The fable of “belling the cat” is about a group of mice who debate plans to nullify the threat of a marauding cat. Putting a bell around the cat’s neck seems like an obviously good solution, until one mouse asks who will volunteer… The story illustrates how ‘social consensus’ can seem easy in theory, but is often hard in practice.

3. Unsubstantiated claim that PoS is more resilient than PoW

Buterin states the following: “if desired, the cost of a single 51% attack on proof of stake can certainly be set to be as high as the cost of a permanent [sic] 51% attack on proof of work, and the sheer cost and ineffectiveness of an attack should ensure that it is almost never attempted in practice.”

  • A PoW 51% attacker can significantly slow down the network, but even a single attempt to revert historical transactions requires a huge and long-running expense. In other words, the production of ledger history is extremely expensive and its disruption arguably even more so.
  • Contrary to a PoW-chain absent a +51% cartel, it’s mathematically proven that it is impossible to determine the “true” transaction history in a PoS blockchain without an additional source of trust. If a source of trust is always needed, a potential pandora’s box of attack and centralization scenarios is opened. This is a seed of truth behind the joke that Ethereum plans to use “proof of Vitalik”.
  • In a naive PoS environment, an attacker can easily create many alternative histories of the ledger, making it cheap to try different strategies. This is known as as the “nothing at stake problem”. Ethereum plans to solve this by destroying the bonded security deposit of malicious validators. SolidX’s Bob McElrath makes the point that the strategy of ‘economic punishment’ of attackers is moot if the punishment itself can be forked away. Another criticism of bonded PoS, as recently voiced by BitTorrent creator Bram Cohen, is the question how one prevents honest stakers from being tricked into interacting with the network in a way that triggers the punishment that is supposed to protect them. (Think of it as the crypto equivalent of large scale swatting.) An alternative attack scenario, suggested by Galois Capital’s Kevin Zhou, is one where the attacker tricks enough honest people onto his network, so that it becomes these honest peoples interest to support the attacking chain as the true chain.


While it is commendable that Buterin works to build his cryptocurrency design proposals from first principles, I believe his write up contains several flaws. He is confused about cost-defense trade-offs and makes unsubstantiated claims about work- versus stake-based security. He fails to provide convincing logical or historical proof of the efficacy of social consensus.
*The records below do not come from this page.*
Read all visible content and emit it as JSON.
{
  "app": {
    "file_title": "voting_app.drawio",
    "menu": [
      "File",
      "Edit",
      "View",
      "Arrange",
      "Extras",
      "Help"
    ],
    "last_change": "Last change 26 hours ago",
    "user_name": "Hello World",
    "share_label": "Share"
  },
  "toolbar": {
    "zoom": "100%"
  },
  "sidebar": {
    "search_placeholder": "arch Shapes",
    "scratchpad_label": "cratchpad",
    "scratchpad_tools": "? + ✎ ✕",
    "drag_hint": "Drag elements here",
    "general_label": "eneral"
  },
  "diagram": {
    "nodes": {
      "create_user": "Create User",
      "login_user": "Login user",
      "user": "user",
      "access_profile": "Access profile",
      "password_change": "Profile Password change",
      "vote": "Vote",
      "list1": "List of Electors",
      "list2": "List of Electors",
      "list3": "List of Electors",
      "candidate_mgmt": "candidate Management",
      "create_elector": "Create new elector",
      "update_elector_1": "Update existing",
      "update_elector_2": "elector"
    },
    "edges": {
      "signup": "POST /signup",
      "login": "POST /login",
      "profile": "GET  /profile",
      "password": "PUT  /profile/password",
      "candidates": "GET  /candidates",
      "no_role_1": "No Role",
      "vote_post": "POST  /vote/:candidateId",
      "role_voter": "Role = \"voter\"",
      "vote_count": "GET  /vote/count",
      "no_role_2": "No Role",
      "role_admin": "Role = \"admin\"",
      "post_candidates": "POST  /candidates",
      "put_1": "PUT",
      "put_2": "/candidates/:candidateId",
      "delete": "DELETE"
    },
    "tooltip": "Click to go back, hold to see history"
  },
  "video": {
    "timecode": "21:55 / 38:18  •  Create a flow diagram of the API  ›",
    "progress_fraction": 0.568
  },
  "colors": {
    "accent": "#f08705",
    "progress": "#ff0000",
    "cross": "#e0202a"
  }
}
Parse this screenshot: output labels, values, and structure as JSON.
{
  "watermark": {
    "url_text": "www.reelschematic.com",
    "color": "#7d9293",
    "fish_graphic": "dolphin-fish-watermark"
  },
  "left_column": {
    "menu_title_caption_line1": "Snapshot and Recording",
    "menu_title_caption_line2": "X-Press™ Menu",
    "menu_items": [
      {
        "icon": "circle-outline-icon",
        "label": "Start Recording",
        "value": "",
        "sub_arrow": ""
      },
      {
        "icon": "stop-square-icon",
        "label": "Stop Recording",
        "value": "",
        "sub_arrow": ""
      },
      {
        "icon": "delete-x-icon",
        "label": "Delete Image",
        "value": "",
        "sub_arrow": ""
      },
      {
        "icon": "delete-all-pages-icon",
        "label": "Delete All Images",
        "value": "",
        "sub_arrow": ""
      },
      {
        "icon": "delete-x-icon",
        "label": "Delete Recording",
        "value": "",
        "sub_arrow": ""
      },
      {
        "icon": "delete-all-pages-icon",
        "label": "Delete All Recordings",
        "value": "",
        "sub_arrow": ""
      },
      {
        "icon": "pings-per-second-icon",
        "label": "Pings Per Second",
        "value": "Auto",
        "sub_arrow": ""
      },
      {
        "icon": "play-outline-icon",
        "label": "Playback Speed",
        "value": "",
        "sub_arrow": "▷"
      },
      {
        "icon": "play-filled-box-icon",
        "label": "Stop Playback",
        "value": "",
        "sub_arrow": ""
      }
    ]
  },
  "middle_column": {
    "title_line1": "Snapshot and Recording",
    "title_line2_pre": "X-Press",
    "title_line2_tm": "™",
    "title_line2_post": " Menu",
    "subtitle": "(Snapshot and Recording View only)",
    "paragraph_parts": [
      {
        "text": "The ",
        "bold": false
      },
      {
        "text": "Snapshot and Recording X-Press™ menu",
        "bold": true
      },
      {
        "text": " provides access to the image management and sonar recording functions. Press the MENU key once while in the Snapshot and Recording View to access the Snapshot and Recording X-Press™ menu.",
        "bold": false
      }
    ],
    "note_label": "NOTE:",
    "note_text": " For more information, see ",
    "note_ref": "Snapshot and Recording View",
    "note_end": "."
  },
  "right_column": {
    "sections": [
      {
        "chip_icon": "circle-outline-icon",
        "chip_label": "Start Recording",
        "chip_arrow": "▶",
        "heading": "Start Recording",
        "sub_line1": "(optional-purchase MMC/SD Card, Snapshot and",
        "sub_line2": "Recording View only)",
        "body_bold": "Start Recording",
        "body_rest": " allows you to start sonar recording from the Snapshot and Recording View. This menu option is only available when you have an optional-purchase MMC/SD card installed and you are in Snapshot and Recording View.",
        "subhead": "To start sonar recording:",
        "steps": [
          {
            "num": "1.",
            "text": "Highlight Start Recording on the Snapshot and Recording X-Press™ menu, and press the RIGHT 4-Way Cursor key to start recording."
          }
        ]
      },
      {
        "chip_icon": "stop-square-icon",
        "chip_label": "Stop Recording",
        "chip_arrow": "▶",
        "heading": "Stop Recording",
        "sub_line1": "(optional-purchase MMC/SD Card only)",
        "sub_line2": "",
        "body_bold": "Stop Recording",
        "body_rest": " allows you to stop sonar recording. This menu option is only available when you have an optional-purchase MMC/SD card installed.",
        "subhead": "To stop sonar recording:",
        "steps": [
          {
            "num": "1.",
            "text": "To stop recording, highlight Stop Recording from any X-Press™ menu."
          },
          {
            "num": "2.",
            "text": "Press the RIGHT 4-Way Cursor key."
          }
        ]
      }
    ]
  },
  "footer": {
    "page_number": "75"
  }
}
And he claims proof-of-stake is more resilient without providing proof or arguments, and without acknowledging the numerous objections that have been raised by people of substantial pedigree. Buterin’s article does not convince me that proof-of-stake has a sound philosophical foundation, nor that it’s a viable stand-alone mechanism for securing public blockchains.

Economist & investor. Mainly Bitcoin.